You will have a few weeks to respond to a foreclosure lawsuit filed by the lender. Failing to respond will result in a default judgment for the lender and an order to proceed with the foreclosure sale. If you have a defense, you can prevent the lender from getting a default judgment. If your defense is strong, you may be able to extend the process to a trial. You may be able to prevail at trial if you have adequate evidence to support your defense. This would result in the judge dismissing the case. A dismissal usually will be “without prejudice,” which allows the lender to start over from the beginning.
If your defense is not strong, you may be able to delay the process by responding to the lawsuit, but the delay may be shorter. The lender probably will bring a motion for summary judgment and will get a judgment that ends the case unless you can show that there is a genuine factual dispute.
While it might take years to resolve a foreclosure lawsuit when a homeowner has a strong defense, it might be a matter of months before summary judgment ends a case. Still, this gives you more time than a default judgment, which might happen about a month after the lender files the case. You can also try to delay the process as much as possible by waiting until near the deadline for responding before filing your answer. However, you will not want to run the risk of responding too late and waiving your rights.
Delaying a Non-Judicial Foreclosure
The process of fighting a non-judicial foreclosure involves bringing your own lawsuit in state court and seeking an injunction to stop the foreclosure sale. In some cases, a homeowner may need to post a bond to compensate for the delay caused by this action. A bond can be a substantial amount of money, so you may want to think twice about challenging a non-judicial foreclosure if your only goal is delaying the process.

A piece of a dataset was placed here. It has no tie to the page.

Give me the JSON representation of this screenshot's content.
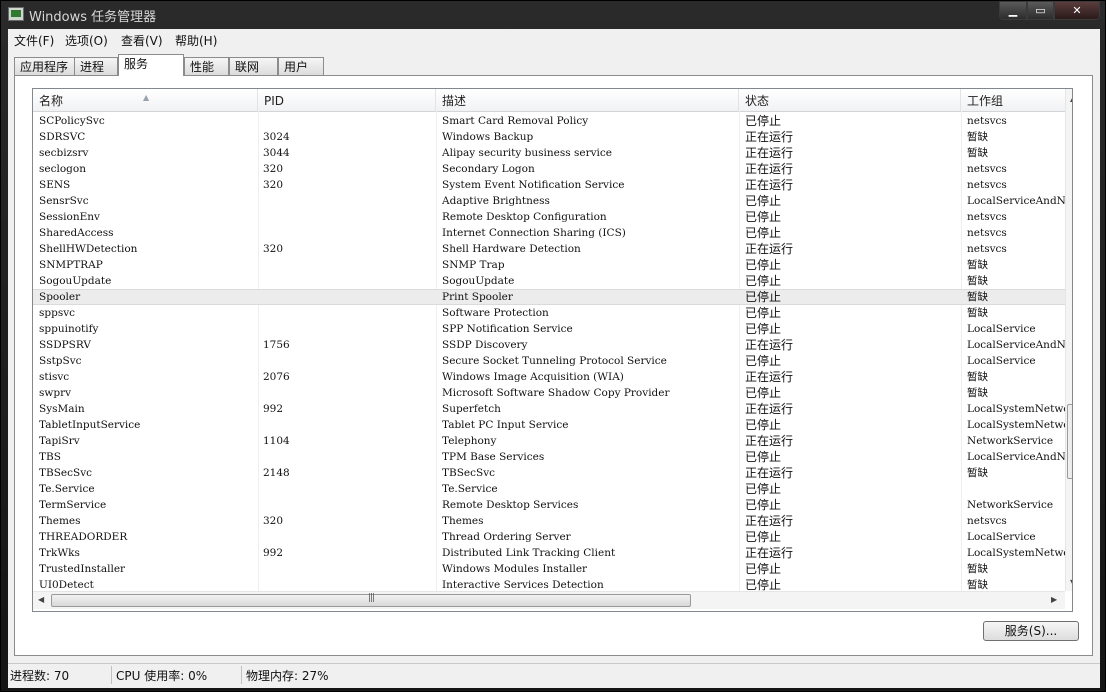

You probably will want to retain an attorney to bring this type of case, especially since you have the burden of proof. Legal fees can add up quickly, which can be another reason to hesitate about bringing this action unless you have a strong defense. Also, if you do not have a strong defense, challenging a non-judicial foreclosure may result in only a few months of delay before the court dismisses your case.